Most Feingold members can use plain Ivory soap without any trouble. While there are other natural soaps without preservative or fragrance available, many are expensive. If you want to make your own soap (which may save you as much as the price of the Feingold Program over the period of a year) or if you just want a fun project, you will find some soap recipes at http://www.homeschoolzone.com/pp/crafts/soap.htm

Of course, not every recipe on this page is acceptable on the Feingold Program, but if you are familiar with our guidelines, you should have no trouble. You will not, for example, color your soap with melted crayons, right?

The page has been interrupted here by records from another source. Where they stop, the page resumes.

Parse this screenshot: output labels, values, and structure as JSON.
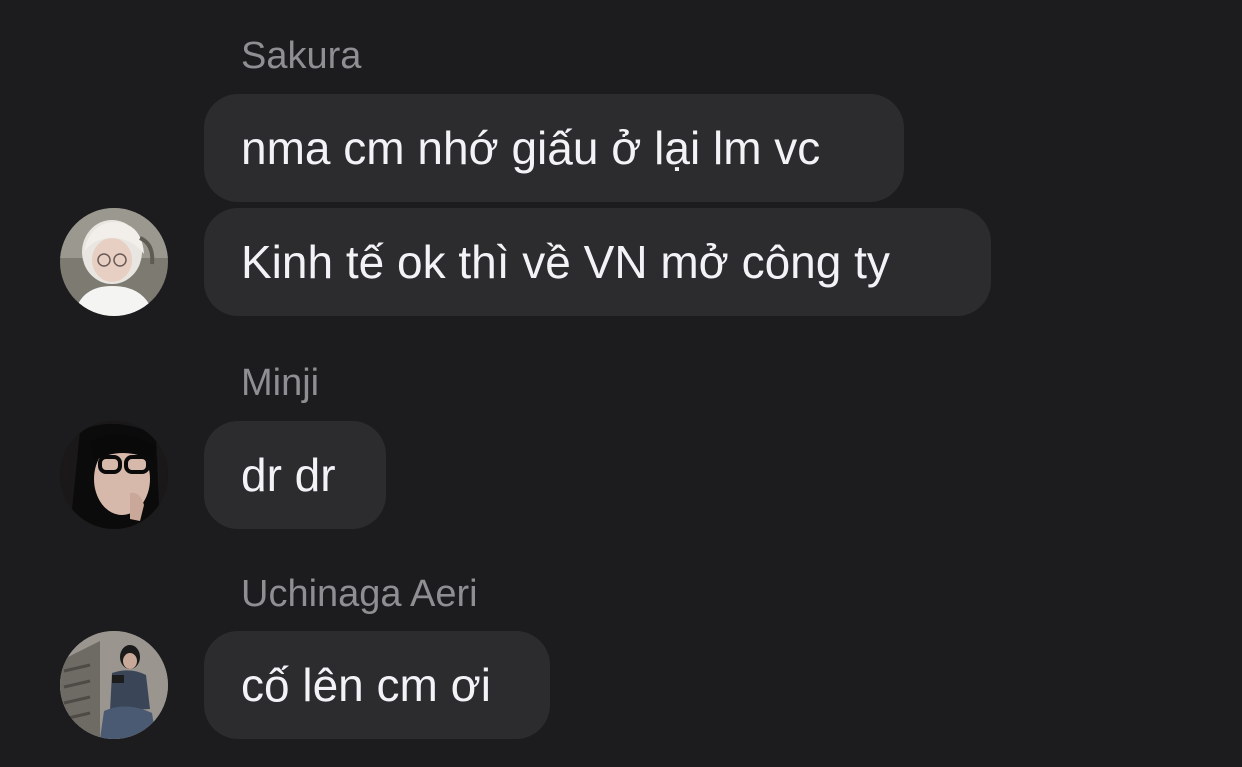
{
  "messages": [
    {
      "sender": "Sakura",
      "avatar_icon": "user-avatar-icon",
      "bubbles": [
        "nma cm nhớ giấu ở lại lm vc",
        "Kinh tế ok thì về VN mở công ty"
      ]
    },
    {
      "sender": "Minji",
      "avatar_icon": "user-avatar-icon",
      "bubbles": [
        "dr dr"
      ]
    },
    {
      "sender": "Uchinaga Aeri",
      "avatar_icon": "user-avatar-icon",
      "bubbles": [
        "cố lên cm ơi"
      ]
    }
  ],
  "colors": {
    "background": "#1c1c1e",
    "bubble": "#2c2c2e",
    "sender_name": "#8e8e93",
    "text": "#f2f2f7"
  }
}
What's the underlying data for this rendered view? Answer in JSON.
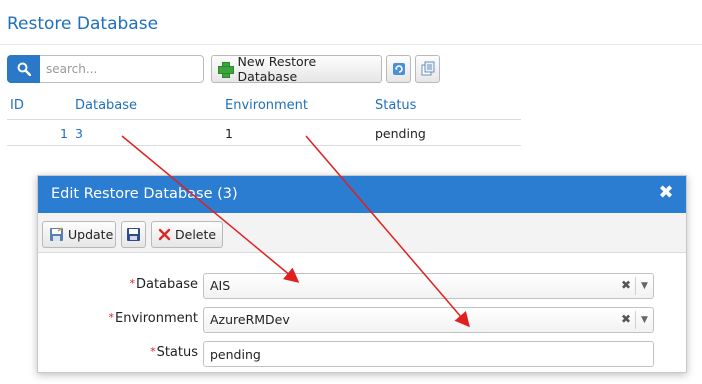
{
  "page": {
    "title": "Restore Database"
  },
  "toolbar": {
    "search_placeholder": "search...",
    "search_value": "",
    "new_button_label": "New Restore Database",
    "icons": [
      "search-icon",
      "plus-icon",
      "refresh-icon",
      "export-icon"
    ]
  },
  "grid": {
    "columns": [
      "ID",
      "Database",
      "Environment",
      "Status"
    ],
    "rows": [
      {
        "id": "1",
        "database": "3",
        "environment": "1",
        "status": "pending"
      }
    ]
  },
  "dialog": {
    "title": "Edit Restore Database (3)",
    "close_icon": "close-icon",
    "buttons": {
      "update": "Update",
      "delete": "Delete"
    },
    "fields": {
      "database": {
        "label": "Database",
        "value": "AIS",
        "required": "*"
      },
      "environment": {
        "label": "Environment",
        "value": "AzureRMDev",
        "required": "*"
      },
      "status": {
        "label": "Status",
        "value": "pending",
        "required": "*"
      }
    }
  },
  "colors": {
    "accent": "#2a7dd0",
    "link": "#1f6fbf",
    "annotation_arrow": "#e02020",
    "required_mark": "#dd2222"
  }
}
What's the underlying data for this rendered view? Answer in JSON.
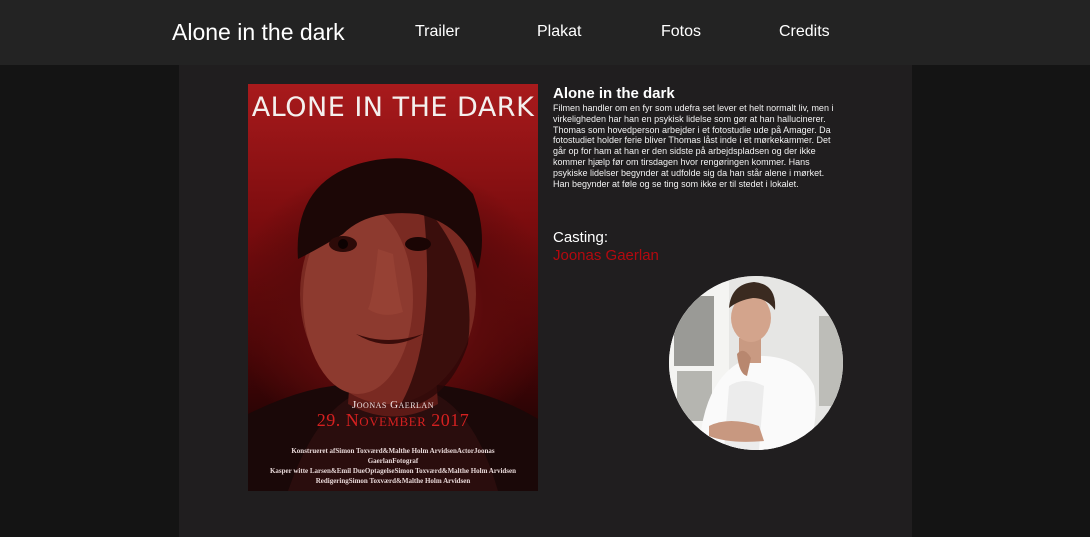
{
  "header": {
    "site_title": "Alone in the dark",
    "nav": [
      "Trailer",
      "Plakat",
      "Fotos",
      "Credits"
    ]
  },
  "poster": {
    "title": "ALONE IN THE DARK",
    "actor": "Joonas Gaerlan",
    "date": "29. November 2017",
    "credits_line1": "Konstrueret afSimon Toxværd&Malthe Holm ArvidsenActorJoonas GaerlanFotograf",
    "credits_line2": "Kasper witte Larsen&Emil DueOptagelseSimon Toxværd&Malthe Holm Arvidsen",
    "credits_line3": "RedigeringSimon Toxværd&Malthe Holm Arvidsen"
  },
  "movie": {
    "title": "Alone in the dark",
    "description": "Filmen handler om en fyr som udefra set lever et helt normalt liv, men i virkeligheden har han en psykisk lidelse som gør at han hallucinerer. Thomas som hovedperson arbejder i et fotostudie ude på Amager. Da fotostudiet holder ferie bliver Thomas låst inde i et mørkekammer. Det går op for ham at han er den sidste på arbejdspladsen og der ikke kommer hjælp før om tirsdagen hvor rengøringen kommer. Hans psykiske lidelser begynder at udfolde sig da han står alene i mørket. Han begynder at føle og se ting som ikke er til stedet i lokalet.",
    "casting_label": "Casting:",
    "cast": [
      "Joonas Gaerlan"
    ]
  },
  "colors": {
    "header_bg": "#232323",
    "page_bg": "#141414",
    "content_bg": "#201e1f",
    "accent_red": "#b3090f"
  }
}
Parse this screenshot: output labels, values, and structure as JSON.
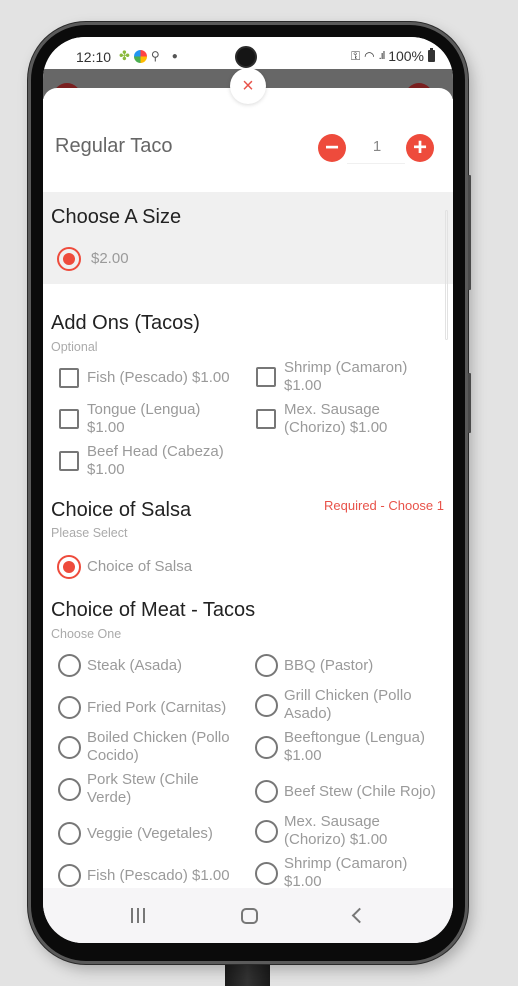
{
  "status_bar": {
    "time": "12:10",
    "left_icons": [
      "android-icon",
      "app-color-icon",
      "location-icon",
      "dot-icon"
    ],
    "right_icons": [
      "vpn-key-icon",
      "wifi-icon",
      "signal-icon"
    ],
    "battery": "100%"
  },
  "modal": {
    "close_icon": "×",
    "item": {
      "name": "Regular Taco",
      "quantity": "1",
      "minus_label": "−",
      "plus_label": "+"
    },
    "sections": {
      "size": {
        "title": "Choose A Size",
        "options": [
          {
            "label": "$2.00",
            "selected": true
          }
        ]
      },
      "addons": {
        "title": "Add Ons (Tacos)",
        "subtitle": "Optional",
        "options": [
          {
            "label": "Fish (Pescado) $1.00",
            "checked": false
          },
          {
            "label": "Shrimp (Camaron) $1.00",
            "checked": false
          },
          {
            "label": "Tongue (Lengua) $1.00",
            "checked": false
          },
          {
            "label": "Mex. Sausage (Chorizo) $1.00",
            "checked": false
          },
          {
            "label": "Beef Head (Cabeza) $1.00",
            "checked": false
          }
        ]
      },
      "salsa": {
        "title": "Choice of Salsa",
        "subtitle": "Please Select",
        "required": "Required - Choose 1",
        "options": [
          {
            "label": "Choice of Salsa",
            "selected": true
          }
        ]
      },
      "meat": {
        "title": "Choice of Meat - Tacos",
        "subtitle": "Choose One",
        "options": [
          {
            "label": "Steak (Asada)",
            "selected": false
          },
          {
            "label": "BBQ (Pastor)",
            "selected": false
          },
          {
            "label": "Fried Pork (Carnitas)",
            "selected": false
          },
          {
            "label": "Grill Chicken (Pollo Asado)",
            "selected": false
          },
          {
            "label": "Boiled Chicken (Pollo Cocido)",
            "selected": false
          },
          {
            "label": "Beeftongue (Lengua) $1.00",
            "selected": false
          },
          {
            "label": "Pork Stew (Chile Verde)",
            "selected": false
          },
          {
            "label": "Beef Stew (Chile Rojo)",
            "selected": false
          },
          {
            "label": "Veggie (Vegetales)",
            "selected": false
          },
          {
            "label": "Mex. Sausage (Chorizo) $1.00",
            "selected": false
          },
          {
            "label": "Fish (Pescado) $1.00",
            "selected": false
          },
          {
            "label": "Shrimp (Camaron) $1.00",
            "selected": false
          }
        ]
      }
    }
  },
  "nav_bar": {
    "buttons": [
      "recents",
      "home",
      "back"
    ]
  },
  "colors": {
    "accent": "#ee4b3c",
    "required_text": "#e8534a",
    "section_gray": "#f0f0f0",
    "backdrop": "#676767"
  }
}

Anyway, basic plain soap is white and smells quite nice all by itself.

Here are a few pointers from my personal experience, and one very important correction to the Craft Library page (in case they have not made the correction by the time this reaches you)

[] I used to get beef fat free from my local butcher. I did not "render" the fat like they say .... I just boiled it cut up in water until I got tired of it. I strained it and then let it cool in the fridge. When cool, the fat floats on top, nice and solid. When you take it off, scrape off any gunk from the under-side.

[] In the safety section, Sheri Patterson writes that the water must be added TO the lye -- this is a big error. Don't do this!!! If you do, it will BOIL OVER !!!

[] Read your can of lye, and you will see that you must add the lye TO the water already in the bowl. Keep it at arm's length, and do wear eye protection (any glasses should do OK) and have a window open.

[] When stirring the soap mixture with a wooden spoon, you will know it is done when the spoon stands up in the bowl when you let go. It really does do this. Do not use your very favorite fancy wooden spoon because the lye will eat it a little, and after a few uses it may look pretty ratty. Use a plain (cheap) uncoated wooden spoon.

[] If you don't have soap molds around, any flat plastic or oven-safe glass container with sides will do. Don't forget to grease your mold(s). You can use a glass casserole dish, and cut the bars with a knife when they are "set up" enough to cut but not too hard ... that may not take long. The ones cut from the sides will just have a peculiar shape. Pay attention to the thickness of your soap bars, which will depend on how high you fill your mold, of course.

[] I never covered my new soap with plastic wrap, as recommended here, and it was fine. I suppose you run the risk of having a bug land and die in your soap.

[] When the soap bars are hard enough to take out of the mold(s) (a spatula may help you get it out of a casserole dish) you can let them dry by stacking them loosely like several rows of bricks spaced so the air can circulate around each one.

[] If you touch the soap (you will be unable to resist) it will not hurt you, but don't use it yet or touch it to any skin scratches because it still has some active lye in it.

[] Once lye&fat soap is good and hard and "aged" a few weeks, it is surprisingly nice to use. My mother (82) discovered that she no longer needed any face cream after using it.




Home Page